Fall Issue Editorial
As this issue goes to press, we are witnessing the playing out of the corporatized culture and attitudes the public has been fed for decades. Cop culture, military, or "warrior" culture, rape culture, and Wall Street culture are inseparable. All are racist, misogynist, inherently violent, alienated, antisocial, and ego-centric. Vengeance, greed, and prejudicial judgment are key to this mindset. Sadly, many working people have bought into it to our social and class detriment.
This is the cultural perspective that justifies worker abuse, victim-blaming, criminalization of poverty, racism, sexism, police abuse, torture, exploitation, corporate theft, destruction of the ecology, imperialism, and war. It is the fascist ideology of raw power or, "Power of the Will" where the brutal rule of those with power is justified and under which illness and poverty are seen as character flaws and deserved conditions of the weak.

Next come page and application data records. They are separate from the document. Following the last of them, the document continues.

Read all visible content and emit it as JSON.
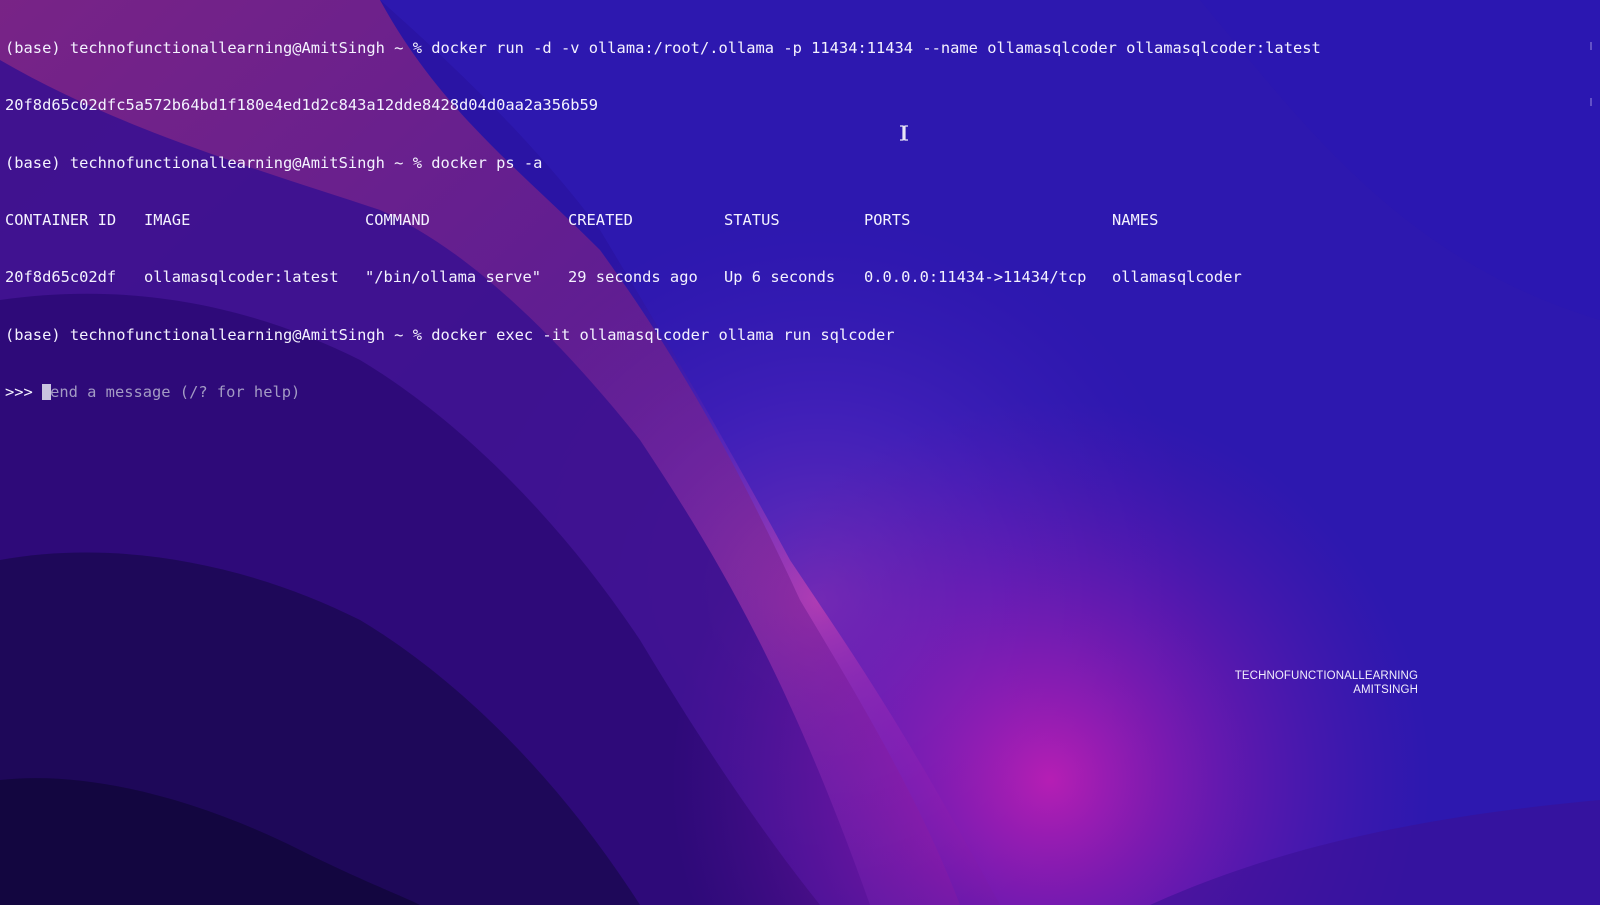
{
  "terminal": {
    "lines": {
      "cmd1": "(base) technofunctionallearning@AmitSingh ~ % docker run -d -v ollama:/root/.ollama -p 11434:11434 --name ollamasqlcoder ollamasqlcoder:latest",
      "hash": "20f8d65c02dfc5a572b64bd1f180e4ed1d2c843a12dde8428d04d0aa2a356b59",
      "cmd2": "(base) technofunctionallearning@AmitSingh ~ % docker ps -a",
      "cmd3": "(base) technofunctionallearning@AmitSingh ~ % docker exec -it ollamasqlcoder ollama run sqlcoder"
    },
    "ps_table": {
      "headers": [
        "CONTAINER ID",
        "IMAGE",
        "COMMAND",
        "CREATED",
        "STATUS",
        "PORTS",
        "NAMES"
      ],
      "row": [
        "20f8d65c02df",
        "ollamasqlcoder:latest",
        "\"/bin/ollama serve\"",
        "29 seconds ago",
        "Up 6 seconds",
        "0.0.0.0:11434->11434/tcp",
        "ollamasqlcoder"
      ]
    },
    "input": {
      "prompt": ">>> ",
      "placeholder": "end a message (/? for help)"
    }
  },
  "watermark": {
    "line1": "TECHNOFUNCTIONALLEARNING",
    "line2": "AMITSINGH"
  },
  "colors": {
    "text": "#f4f2ff",
    "placeholder": "#a39bc4",
    "background_base": "#2a13a0",
    "wave_magenta": "#c02ab8",
    "wave_deep": "#1a0a55"
  }
}
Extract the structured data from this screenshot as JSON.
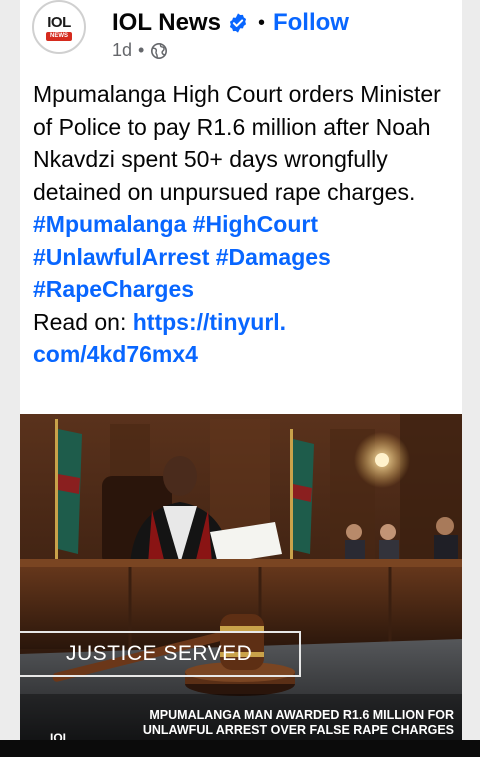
{
  "post": {
    "author": {
      "name": "IOL News",
      "logo_text": "IOL",
      "logo_tag": "NEWS",
      "verified": true
    },
    "follow_label": "Follow",
    "timestamp": "1d",
    "meta_separator": "•",
    "header_separator": "•",
    "audience_icon": "globe-icon",
    "text": "Mpumalanga High Court orders Minister of Police to pay R1.6 million after Noah Nkavdzi spent 50+ days wrongfully detained on unpursued rape charges.",
    "hashtags": [
      "#Mpumalanga",
      "#HighCourt",
      "#UnlawfulArrest",
      "#Damages",
      "#RapeCharges"
    ],
    "read_on_label": "Read on:",
    "link_text": "https://tinyurl.com/4kd76mx4",
    "image": {
      "label": "JUSTICE SERVED",
      "headline": "MPUMALANGA MAN AWARDED R1.6 MILLION FOR UNLAWFUL ARREST OVER FALSE RAPE CHARGES",
      "corner_logo": "IOL"
    }
  },
  "colors": {
    "link": "#0866ff",
    "verified_badge": "#0866ff",
    "logo_red": "#d52b1e"
  }
}
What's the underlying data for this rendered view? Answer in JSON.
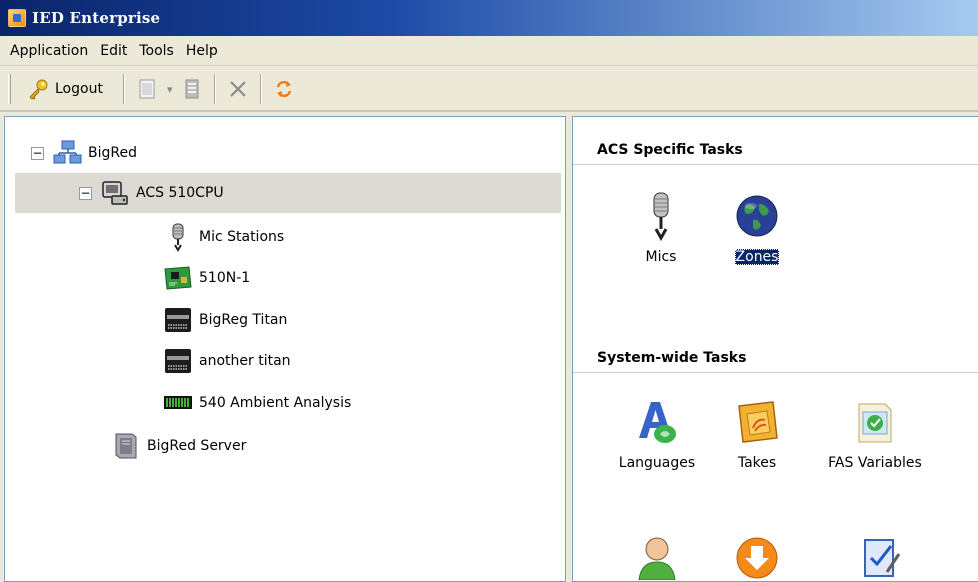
{
  "window": {
    "title": "IED Enterprise"
  },
  "menubar": {
    "items": [
      "Application",
      "Edit",
      "Tools",
      "Help"
    ]
  },
  "toolbar": {
    "logout_label": "Logout"
  },
  "tree": {
    "root": {
      "label": "BigRed",
      "expander": "−"
    },
    "cpu": {
      "label": "ACS 510CPU",
      "expander": "−"
    },
    "children": [
      {
        "label": "Mic Stations"
      },
      {
        "label": "510N-1"
      },
      {
        "label": "BigReg Titan"
      },
      {
        "label": "another titan"
      },
      {
        "label": "540 Ambient Analysis"
      }
    ],
    "server": {
      "label": "BigRed Server"
    }
  },
  "tasks": {
    "acs_header": "ACS Specific Tasks",
    "acs_items": [
      {
        "label": "Mics",
        "icon": "microphone-icon",
        "selected": false
      },
      {
        "label": "Zones",
        "icon": "globe-icon",
        "selected": true
      }
    ],
    "system_header": "System-wide Tasks",
    "system_items": [
      {
        "label": "Languages",
        "icon": "languages-icon"
      },
      {
        "label": "Takes",
        "icon": "takes-icon"
      },
      {
        "label": "FAS Variables",
        "icon": "fas-variables-icon"
      }
    ],
    "system_items_row2": [
      {
        "icon": "user-icon"
      },
      {
        "icon": "download-arrow-icon"
      },
      {
        "icon": "checklist-icon"
      }
    ]
  }
}
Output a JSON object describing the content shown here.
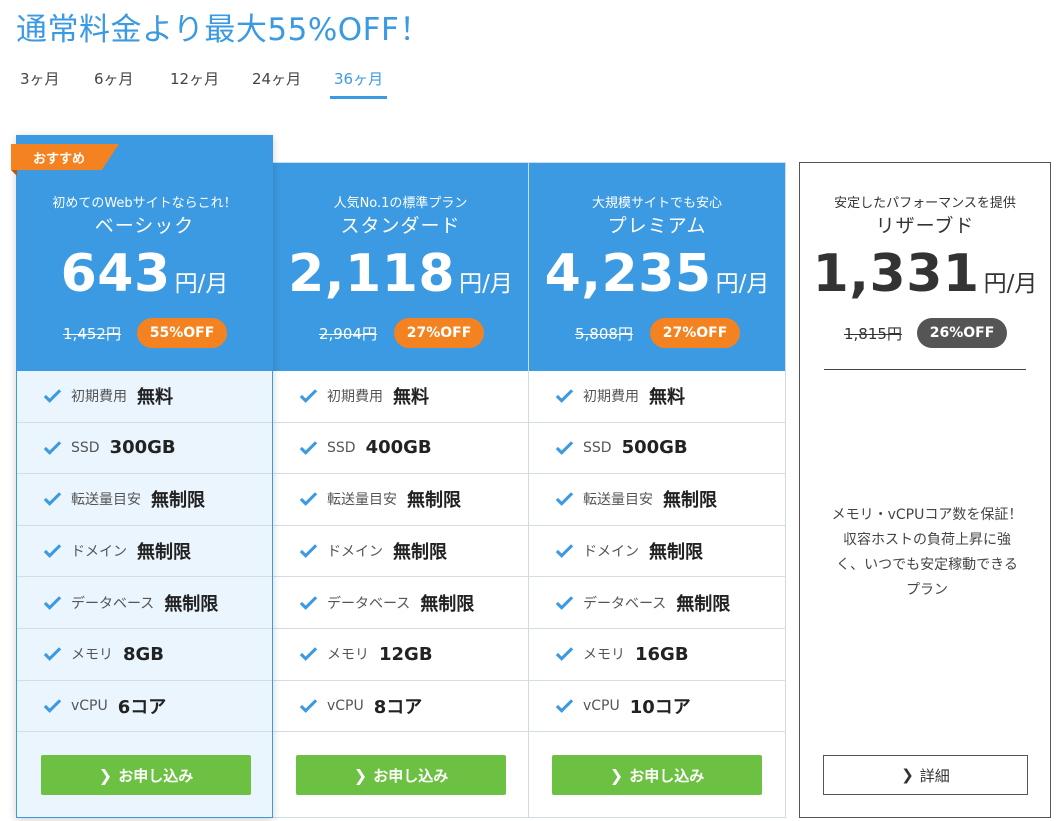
{
  "headline": "通常料金より最大55%OFF！",
  "tabs": [
    {
      "label": "3ヶ月",
      "active": false
    },
    {
      "label": "6ヶ月",
      "active": false
    },
    {
      "label": "12ヶ月",
      "active": false
    },
    {
      "label": "24ヶ月",
      "active": false
    },
    {
      "label": "36ヶ月",
      "active": true
    }
  ],
  "colors": {
    "accent": "#3b9ae1",
    "ribbon": "#f58220",
    "button": "#6cc143",
    "reserved_badge": "#555555"
  },
  "plans": [
    {
      "ribbon": "おすすめ",
      "tagline": "初めてのWebサイトならこれ！",
      "name": "ベーシック",
      "price": "643",
      "unit": "円/月",
      "original": "1,452円",
      "discount": "55%OFF",
      "features": [
        {
          "label": "初期費用",
          "value": "無料"
        },
        {
          "label": "SSD",
          "value": "300GB"
        },
        {
          "label": "転送量目安",
          "value": "無制限"
        },
        {
          "label": "ドメイン",
          "value": "無制限"
        },
        {
          "label": "データベース",
          "value": "無制限"
        },
        {
          "label": "メモリ",
          "value": "8GB"
        },
        {
          "label": "vCPU",
          "value": "6コア"
        }
      ],
      "cta": "お申し込み"
    },
    {
      "tagline": "人気No.1の標準プラン",
      "name": "スタンダード",
      "price": "2,118",
      "unit": "円/月",
      "original": "2,904円",
      "discount": "27%OFF",
      "features": [
        {
          "label": "初期費用",
          "value": "無料"
        },
        {
          "label": "SSD",
          "value": "400GB"
        },
        {
          "label": "転送量目安",
          "value": "無制限"
        },
        {
          "label": "ドメイン",
          "value": "無制限"
        },
        {
          "label": "データベース",
          "value": "無制限"
        },
        {
          "label": "メモリ",
          "value": "12GB"
        },
        {
          "label": "vCPU",
          "value": "8コア"
        }
      ],
      "cta": "お申し込み"
    },
    {
      "tagline": "大規模サイトでも安心",
      "name": "プレミアム",
      "price": "4,235",
      "unit": "円/月",
      "original": "5,808円",
      "discount": "27%OFF",
      "features": [
        {
          "label": "初期費用",
          "value": "無料"
        },
        {
          "label": "SSD",
          "value": "500GB"
        },
        {
          "label": "転送量目安",
          "value": "無制限"
        },
        {
          "label": "ドメイン",
          "value": "無制限"
        },
        {
          "label": "データベース",
          "value": "無制限"
        },
        {
          "label": "メモリ",
          "value": "16GB"
        },
        {
          "label": "vCPU",
          "value": "10コア"
        }
      ],
      "cta": "お申し込み"
    }
  ],
  "reserved": {
    "tagline": "安定したパフォーマンスを提供",
    "name": "リザーブド",
    "price": "1,331",
    "unit": "円/月",
    "original": "1,815円",
    "discount": "26%OFF",
    "description": "メモリ・vCPUコア数を保証！収容ホストの負荷上昇に強く、いつでも安定稼動できるプラン",
    "cta": "詳細"
  },
  "icons": {
    "check": "check-icon",
    "chevron": "chevron-right-icon"
  }
}
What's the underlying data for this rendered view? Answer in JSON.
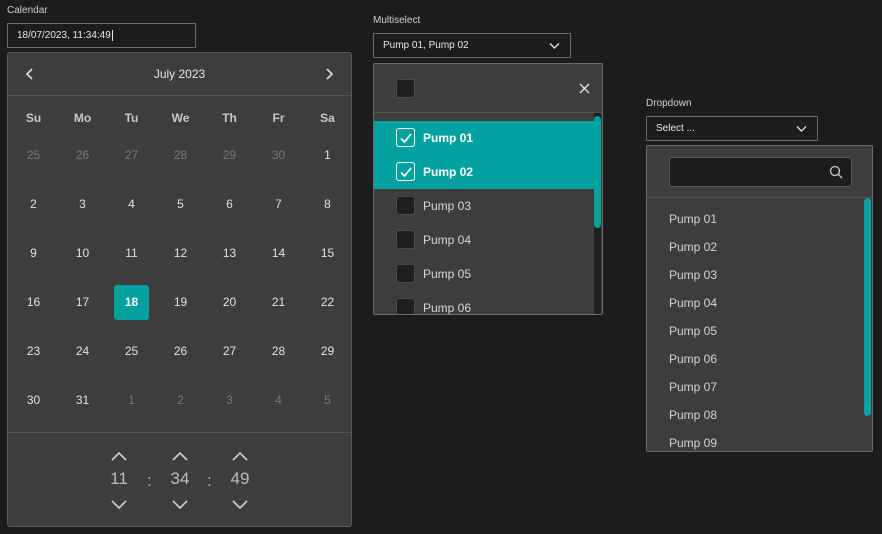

Fortunately, not all are taken in by this pathology. As the ugly reality of corporate right-wing culture is bared, the best remedy is the recognition and rejection of this destructive paradigm, reclaiming and recreating our older, healthier, more community-focused working class culture.
In rejecting the corporate, militarized police state, we affirm our common humanity and solidarity, realizing that our class commonality and collective interests include and transcend differences of gender, race, religion and national origin.
This is what gives us, as working people, the strength to survive. This is what this journal is about.
In these pages are poems about the satisfaction of work and caring for and about our co-workers, as in the poem "Henion Bakery" by Virginia Schnurr and in "The Man Who Made Your Breakfast" by Christy Passion. We have several strong poems about union organizing -- its basis in humanity and working class empathy which includes the joy of real empowerment over our lives when we realize that together, united, we have more power than our bosses, and even more than the politicians that represent them.
Poems in this issue get to the nitty-gritty of bad jobs, poverty and homelessness. These poems also speak with outrage, disgust and horror at the abuses of our corrupt system and of the nightmare of torture and murder unleashed by our police and our military, both at home and around the world.
We are proud to be able to continue presenting the strongest poets and writers of our awake and aware working class and hope to be able to continue. This project is a collective effort. We can't do it without you. We are grateful for your support and your inspiration.